_Exercise prompt_
Find the word "JSON" in the material below and gather every line that contains it.

§

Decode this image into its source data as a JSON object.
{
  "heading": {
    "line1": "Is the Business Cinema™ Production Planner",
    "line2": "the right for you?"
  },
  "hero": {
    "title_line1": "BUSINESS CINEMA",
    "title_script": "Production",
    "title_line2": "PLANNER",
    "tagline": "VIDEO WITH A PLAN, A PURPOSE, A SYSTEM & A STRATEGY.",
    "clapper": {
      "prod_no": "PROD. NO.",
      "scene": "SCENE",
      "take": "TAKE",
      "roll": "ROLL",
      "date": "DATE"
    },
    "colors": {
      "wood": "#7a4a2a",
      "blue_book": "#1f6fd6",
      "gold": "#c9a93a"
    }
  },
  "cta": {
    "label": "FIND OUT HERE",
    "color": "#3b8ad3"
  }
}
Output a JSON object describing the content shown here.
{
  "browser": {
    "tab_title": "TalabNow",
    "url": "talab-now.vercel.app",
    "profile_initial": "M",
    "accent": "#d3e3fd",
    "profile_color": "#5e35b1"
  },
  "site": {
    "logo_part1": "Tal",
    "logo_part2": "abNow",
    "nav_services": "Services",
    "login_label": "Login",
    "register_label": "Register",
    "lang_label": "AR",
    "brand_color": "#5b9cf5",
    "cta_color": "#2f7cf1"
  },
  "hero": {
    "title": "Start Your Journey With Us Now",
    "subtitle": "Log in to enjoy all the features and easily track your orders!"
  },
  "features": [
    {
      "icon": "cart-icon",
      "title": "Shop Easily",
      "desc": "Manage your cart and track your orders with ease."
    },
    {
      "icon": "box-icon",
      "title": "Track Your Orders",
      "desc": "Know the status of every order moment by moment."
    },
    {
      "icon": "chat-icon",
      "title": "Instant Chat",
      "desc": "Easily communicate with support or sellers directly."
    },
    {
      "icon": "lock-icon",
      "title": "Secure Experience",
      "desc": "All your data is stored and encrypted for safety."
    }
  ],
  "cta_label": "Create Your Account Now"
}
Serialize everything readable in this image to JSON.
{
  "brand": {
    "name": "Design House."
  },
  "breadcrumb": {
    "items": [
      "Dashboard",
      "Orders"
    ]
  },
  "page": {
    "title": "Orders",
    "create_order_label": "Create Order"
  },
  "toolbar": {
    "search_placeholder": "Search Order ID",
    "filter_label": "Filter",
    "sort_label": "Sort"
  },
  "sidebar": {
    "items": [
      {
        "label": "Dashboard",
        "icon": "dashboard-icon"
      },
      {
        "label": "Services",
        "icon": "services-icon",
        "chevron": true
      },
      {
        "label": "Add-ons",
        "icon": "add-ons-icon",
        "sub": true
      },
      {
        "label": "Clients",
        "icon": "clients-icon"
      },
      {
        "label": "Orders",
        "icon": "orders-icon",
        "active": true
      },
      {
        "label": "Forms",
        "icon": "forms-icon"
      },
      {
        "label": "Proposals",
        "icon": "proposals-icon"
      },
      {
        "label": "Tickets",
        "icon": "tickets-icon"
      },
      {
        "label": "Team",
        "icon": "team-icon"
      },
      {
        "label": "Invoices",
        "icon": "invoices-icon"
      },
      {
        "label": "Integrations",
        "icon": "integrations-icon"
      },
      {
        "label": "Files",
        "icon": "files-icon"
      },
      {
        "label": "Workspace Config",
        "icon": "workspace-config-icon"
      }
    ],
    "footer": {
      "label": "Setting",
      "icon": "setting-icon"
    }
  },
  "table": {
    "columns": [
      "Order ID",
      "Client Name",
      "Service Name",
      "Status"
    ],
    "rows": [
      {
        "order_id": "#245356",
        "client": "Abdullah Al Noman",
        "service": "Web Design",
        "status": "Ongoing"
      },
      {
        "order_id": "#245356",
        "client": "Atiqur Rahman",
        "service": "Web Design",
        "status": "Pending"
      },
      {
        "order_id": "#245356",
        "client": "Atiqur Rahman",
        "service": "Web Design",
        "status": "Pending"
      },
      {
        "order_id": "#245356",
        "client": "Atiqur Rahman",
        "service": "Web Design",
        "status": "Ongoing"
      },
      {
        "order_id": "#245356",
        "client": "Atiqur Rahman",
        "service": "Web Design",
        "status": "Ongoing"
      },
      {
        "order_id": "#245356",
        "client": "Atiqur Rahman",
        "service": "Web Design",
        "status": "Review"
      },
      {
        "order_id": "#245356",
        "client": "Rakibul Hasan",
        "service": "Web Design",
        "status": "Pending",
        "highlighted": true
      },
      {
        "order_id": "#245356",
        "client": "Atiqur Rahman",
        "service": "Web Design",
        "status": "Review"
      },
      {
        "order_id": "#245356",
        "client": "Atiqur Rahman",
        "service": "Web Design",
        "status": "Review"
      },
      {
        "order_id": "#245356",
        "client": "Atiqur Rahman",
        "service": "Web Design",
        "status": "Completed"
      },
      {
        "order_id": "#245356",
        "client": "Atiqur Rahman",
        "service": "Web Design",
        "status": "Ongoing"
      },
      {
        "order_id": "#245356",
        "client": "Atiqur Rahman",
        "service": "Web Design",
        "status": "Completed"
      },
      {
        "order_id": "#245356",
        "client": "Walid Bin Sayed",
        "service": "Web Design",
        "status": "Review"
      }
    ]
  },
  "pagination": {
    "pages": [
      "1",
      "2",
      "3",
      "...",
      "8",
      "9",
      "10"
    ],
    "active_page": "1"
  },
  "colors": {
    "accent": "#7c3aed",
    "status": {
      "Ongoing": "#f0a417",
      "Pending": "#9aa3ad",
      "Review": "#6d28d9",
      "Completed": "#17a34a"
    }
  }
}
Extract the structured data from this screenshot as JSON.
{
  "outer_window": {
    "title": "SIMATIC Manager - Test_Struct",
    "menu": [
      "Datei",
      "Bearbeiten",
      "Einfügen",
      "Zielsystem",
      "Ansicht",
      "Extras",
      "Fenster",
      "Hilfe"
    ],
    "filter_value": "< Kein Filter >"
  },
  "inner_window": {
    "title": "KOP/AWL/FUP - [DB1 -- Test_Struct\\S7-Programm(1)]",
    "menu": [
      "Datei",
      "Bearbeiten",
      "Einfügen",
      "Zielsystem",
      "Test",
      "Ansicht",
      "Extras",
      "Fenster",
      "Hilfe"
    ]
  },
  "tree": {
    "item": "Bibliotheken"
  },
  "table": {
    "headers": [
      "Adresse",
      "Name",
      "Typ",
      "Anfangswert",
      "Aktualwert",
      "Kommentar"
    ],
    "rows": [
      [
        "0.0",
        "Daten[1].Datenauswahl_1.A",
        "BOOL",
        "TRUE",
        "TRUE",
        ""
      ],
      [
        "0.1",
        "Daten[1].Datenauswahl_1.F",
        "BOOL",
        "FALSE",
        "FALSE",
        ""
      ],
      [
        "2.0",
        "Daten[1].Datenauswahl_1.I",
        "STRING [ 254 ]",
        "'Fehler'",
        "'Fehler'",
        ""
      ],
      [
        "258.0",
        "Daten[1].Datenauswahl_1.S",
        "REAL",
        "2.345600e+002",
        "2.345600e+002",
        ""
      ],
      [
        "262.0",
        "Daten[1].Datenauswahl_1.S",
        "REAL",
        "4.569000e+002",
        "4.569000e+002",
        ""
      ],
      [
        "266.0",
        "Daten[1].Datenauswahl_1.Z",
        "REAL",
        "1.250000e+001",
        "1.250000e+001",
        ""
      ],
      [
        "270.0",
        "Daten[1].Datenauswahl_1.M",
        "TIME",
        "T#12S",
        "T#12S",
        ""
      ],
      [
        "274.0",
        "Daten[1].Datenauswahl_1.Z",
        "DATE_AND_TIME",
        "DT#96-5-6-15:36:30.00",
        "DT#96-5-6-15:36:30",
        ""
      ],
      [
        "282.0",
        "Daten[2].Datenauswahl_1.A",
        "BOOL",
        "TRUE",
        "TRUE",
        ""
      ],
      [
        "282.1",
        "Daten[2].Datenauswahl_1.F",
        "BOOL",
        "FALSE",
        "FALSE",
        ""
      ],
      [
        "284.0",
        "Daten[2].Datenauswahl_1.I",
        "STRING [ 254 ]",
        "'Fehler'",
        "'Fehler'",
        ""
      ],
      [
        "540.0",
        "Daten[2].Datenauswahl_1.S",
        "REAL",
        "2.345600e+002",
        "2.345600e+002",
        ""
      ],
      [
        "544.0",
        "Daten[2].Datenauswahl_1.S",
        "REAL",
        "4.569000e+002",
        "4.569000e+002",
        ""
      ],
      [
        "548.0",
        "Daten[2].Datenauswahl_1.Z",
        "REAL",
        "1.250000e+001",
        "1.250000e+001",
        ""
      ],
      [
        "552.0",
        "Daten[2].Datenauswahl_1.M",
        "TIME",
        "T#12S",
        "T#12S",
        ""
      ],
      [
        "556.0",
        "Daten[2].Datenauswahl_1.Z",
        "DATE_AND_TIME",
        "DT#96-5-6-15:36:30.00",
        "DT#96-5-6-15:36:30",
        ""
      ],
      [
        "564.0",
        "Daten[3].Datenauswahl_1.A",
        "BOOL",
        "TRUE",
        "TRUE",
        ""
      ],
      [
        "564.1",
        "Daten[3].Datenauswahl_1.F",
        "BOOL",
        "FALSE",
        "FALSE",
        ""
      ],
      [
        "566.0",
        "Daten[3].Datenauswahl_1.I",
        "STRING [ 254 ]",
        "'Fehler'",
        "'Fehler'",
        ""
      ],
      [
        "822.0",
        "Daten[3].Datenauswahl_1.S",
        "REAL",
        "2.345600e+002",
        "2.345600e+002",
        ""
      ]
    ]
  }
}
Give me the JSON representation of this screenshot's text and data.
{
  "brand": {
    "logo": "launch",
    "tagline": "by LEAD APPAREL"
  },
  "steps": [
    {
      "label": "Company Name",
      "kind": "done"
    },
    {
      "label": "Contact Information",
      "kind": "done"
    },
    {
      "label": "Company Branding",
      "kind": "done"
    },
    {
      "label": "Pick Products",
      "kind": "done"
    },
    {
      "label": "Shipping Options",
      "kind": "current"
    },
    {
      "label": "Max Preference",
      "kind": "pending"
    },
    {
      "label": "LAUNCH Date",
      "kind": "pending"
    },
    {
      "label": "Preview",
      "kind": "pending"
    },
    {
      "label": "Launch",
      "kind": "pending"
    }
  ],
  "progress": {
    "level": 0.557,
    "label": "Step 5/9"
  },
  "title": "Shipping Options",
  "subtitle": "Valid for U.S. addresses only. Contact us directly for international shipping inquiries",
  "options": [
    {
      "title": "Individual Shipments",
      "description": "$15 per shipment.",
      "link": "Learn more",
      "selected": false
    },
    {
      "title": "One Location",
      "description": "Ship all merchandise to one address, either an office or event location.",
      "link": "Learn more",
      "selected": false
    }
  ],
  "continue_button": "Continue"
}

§

_Exercise result_
Decode this image into its source data as a JSON object.
Output a JSON object describing the content shown here.
Serialize everything readable in this image to JSON.
Extract the structured data from this screenshot as JSON.
Give me the JSON representation of this screenshot's text and data.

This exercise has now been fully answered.